Problem to work on
Which lines of the data below contain "Состояние"? Please show them all.

Data extract
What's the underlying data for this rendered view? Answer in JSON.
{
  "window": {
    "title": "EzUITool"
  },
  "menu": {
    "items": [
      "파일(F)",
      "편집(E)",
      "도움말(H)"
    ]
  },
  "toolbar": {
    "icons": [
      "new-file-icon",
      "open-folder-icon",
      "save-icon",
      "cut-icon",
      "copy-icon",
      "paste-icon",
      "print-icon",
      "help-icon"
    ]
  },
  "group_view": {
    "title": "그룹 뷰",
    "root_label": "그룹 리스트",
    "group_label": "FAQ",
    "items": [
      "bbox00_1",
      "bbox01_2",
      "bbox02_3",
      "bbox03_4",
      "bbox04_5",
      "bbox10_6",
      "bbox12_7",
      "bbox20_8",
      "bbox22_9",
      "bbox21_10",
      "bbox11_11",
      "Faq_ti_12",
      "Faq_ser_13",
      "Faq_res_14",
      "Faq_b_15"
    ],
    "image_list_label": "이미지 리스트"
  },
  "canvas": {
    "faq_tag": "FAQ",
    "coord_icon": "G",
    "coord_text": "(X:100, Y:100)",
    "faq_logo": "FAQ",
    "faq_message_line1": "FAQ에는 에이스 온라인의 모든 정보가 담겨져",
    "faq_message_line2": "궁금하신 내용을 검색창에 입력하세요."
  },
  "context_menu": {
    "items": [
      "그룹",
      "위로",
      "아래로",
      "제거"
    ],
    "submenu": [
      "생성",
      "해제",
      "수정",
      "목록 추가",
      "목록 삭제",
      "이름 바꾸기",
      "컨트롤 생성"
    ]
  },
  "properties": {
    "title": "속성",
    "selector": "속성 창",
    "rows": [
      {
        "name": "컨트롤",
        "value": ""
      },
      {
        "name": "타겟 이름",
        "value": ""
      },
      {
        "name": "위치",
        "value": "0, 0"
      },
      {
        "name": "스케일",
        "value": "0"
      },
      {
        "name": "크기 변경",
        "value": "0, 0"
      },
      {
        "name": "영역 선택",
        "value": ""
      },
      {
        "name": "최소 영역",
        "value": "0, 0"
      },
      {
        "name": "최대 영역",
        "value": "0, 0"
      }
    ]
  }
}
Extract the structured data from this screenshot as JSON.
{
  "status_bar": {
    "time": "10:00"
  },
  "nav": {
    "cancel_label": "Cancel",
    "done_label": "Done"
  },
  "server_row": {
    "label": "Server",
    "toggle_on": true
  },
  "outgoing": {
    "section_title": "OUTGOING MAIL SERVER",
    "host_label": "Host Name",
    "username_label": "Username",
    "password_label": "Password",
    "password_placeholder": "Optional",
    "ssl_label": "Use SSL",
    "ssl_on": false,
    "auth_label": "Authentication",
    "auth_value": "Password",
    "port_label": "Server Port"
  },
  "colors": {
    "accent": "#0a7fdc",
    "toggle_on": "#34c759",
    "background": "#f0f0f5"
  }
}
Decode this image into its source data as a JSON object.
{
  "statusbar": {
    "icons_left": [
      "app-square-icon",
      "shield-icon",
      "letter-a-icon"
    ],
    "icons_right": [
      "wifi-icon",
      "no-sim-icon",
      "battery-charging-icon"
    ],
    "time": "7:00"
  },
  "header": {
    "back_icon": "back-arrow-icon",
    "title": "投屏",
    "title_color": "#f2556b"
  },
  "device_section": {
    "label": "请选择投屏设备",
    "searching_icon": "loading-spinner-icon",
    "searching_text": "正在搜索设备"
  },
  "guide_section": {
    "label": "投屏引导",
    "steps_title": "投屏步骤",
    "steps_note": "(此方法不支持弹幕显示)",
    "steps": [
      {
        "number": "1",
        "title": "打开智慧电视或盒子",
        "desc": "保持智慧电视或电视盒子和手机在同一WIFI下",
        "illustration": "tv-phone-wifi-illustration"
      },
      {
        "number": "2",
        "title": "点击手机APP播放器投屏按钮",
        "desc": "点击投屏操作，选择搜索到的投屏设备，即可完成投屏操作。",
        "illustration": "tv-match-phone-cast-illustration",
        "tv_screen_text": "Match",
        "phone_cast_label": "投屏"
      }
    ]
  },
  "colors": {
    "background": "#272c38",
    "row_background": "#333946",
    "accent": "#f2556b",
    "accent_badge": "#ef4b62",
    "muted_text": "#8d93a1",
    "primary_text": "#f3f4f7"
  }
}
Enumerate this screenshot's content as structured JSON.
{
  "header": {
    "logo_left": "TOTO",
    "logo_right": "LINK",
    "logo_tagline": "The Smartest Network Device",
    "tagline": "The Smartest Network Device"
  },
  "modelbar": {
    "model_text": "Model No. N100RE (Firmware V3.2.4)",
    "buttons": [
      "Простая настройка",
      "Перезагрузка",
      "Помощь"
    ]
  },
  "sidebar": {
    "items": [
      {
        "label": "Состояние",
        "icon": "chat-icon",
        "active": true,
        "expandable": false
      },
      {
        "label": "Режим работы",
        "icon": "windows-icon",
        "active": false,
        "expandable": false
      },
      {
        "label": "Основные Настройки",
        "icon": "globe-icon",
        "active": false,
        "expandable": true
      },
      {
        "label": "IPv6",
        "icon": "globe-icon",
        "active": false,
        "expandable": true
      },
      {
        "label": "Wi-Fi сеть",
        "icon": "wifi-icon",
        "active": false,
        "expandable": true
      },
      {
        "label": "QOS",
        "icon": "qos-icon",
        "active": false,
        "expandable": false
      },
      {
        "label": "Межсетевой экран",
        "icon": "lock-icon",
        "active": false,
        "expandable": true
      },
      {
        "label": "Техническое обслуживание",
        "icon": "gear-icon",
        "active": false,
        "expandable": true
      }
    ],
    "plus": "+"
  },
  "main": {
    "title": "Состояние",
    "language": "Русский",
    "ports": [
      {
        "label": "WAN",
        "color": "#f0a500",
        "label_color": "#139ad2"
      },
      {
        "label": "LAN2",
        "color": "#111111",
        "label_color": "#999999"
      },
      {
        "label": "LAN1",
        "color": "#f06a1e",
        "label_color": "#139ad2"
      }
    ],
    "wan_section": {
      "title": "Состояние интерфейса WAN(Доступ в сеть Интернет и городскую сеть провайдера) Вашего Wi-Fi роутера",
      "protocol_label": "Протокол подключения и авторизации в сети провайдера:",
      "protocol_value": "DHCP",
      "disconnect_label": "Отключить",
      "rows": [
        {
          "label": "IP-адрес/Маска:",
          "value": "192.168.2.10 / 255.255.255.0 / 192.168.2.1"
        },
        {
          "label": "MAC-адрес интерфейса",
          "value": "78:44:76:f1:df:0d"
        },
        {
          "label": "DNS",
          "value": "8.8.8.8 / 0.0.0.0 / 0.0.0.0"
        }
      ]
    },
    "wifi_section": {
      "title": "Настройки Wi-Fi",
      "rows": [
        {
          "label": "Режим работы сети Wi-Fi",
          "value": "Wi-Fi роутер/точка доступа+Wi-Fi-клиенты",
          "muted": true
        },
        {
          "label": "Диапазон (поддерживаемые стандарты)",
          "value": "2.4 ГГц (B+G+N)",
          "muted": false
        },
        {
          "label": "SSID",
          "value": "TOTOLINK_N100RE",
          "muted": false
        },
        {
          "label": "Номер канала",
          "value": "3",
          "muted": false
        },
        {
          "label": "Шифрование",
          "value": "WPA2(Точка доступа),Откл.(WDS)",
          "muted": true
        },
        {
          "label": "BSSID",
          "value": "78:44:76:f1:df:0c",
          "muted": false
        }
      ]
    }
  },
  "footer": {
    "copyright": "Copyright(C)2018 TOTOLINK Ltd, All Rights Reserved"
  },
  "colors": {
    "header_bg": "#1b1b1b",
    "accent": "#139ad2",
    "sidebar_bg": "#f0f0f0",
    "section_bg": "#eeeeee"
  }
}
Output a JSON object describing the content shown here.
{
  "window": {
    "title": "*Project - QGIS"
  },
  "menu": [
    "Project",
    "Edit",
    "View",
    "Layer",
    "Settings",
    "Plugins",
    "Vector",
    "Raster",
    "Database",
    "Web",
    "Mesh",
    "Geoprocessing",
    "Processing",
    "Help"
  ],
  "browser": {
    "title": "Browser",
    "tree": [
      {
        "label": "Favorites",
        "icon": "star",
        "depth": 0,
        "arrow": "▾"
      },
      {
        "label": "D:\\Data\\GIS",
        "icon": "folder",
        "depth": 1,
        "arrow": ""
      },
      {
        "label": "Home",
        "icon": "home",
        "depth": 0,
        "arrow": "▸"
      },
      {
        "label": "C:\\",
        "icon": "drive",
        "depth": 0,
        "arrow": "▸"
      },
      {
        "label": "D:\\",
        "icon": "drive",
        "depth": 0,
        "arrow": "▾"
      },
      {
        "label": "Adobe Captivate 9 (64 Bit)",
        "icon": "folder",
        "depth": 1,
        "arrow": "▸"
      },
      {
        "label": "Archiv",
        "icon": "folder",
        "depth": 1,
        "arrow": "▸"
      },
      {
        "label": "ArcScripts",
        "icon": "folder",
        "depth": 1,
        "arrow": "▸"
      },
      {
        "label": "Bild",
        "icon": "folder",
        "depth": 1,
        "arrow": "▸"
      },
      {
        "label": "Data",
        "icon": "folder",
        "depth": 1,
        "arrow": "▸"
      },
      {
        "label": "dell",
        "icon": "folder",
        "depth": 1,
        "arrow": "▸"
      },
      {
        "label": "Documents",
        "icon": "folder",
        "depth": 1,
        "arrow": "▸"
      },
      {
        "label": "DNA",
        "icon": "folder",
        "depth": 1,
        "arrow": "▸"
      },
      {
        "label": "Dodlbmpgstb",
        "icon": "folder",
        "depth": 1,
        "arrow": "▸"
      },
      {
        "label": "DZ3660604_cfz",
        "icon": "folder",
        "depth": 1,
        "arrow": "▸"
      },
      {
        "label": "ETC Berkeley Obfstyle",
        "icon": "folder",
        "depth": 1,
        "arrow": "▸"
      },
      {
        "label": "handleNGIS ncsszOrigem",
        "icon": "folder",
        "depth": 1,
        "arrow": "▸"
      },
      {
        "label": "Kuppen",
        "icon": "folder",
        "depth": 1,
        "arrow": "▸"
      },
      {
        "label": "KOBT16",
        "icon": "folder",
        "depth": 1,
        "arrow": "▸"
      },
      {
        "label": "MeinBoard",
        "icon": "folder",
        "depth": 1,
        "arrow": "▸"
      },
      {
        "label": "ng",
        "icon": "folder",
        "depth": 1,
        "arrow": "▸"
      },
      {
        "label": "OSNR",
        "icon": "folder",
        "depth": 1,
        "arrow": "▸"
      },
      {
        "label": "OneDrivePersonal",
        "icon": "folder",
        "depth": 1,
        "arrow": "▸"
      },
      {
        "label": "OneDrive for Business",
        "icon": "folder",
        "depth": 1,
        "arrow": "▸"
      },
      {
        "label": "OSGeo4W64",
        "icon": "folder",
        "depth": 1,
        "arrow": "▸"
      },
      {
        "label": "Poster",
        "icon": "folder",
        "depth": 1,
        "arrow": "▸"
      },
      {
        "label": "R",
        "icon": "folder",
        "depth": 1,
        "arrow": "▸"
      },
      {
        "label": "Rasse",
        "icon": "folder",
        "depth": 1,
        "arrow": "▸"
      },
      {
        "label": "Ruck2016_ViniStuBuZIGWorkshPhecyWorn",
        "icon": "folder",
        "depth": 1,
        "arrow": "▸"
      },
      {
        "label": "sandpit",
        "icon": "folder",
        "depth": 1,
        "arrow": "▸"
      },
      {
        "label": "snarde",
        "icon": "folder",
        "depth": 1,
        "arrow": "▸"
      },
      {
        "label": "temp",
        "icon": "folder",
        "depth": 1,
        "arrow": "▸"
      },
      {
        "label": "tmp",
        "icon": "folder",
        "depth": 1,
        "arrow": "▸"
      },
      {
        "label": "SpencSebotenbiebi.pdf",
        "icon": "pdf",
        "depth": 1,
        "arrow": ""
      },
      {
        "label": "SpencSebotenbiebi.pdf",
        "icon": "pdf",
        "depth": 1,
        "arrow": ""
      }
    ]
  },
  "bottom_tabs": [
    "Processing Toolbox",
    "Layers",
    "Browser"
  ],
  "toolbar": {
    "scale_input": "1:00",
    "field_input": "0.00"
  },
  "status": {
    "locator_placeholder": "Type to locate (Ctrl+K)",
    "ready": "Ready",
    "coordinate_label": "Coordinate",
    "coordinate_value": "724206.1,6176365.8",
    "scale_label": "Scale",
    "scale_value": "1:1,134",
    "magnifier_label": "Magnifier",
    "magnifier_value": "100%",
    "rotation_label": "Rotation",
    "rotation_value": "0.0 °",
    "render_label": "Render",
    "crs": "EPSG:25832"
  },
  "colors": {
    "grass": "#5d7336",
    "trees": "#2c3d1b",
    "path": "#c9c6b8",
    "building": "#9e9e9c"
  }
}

Written solution
        "label": "Состояние",
    "title": "Состояние",
      "title": "Состояние интерфейса WAN(Доступ в сеть Интернет и городскую сеть провайдера) Вашего Wi-Fi роутера",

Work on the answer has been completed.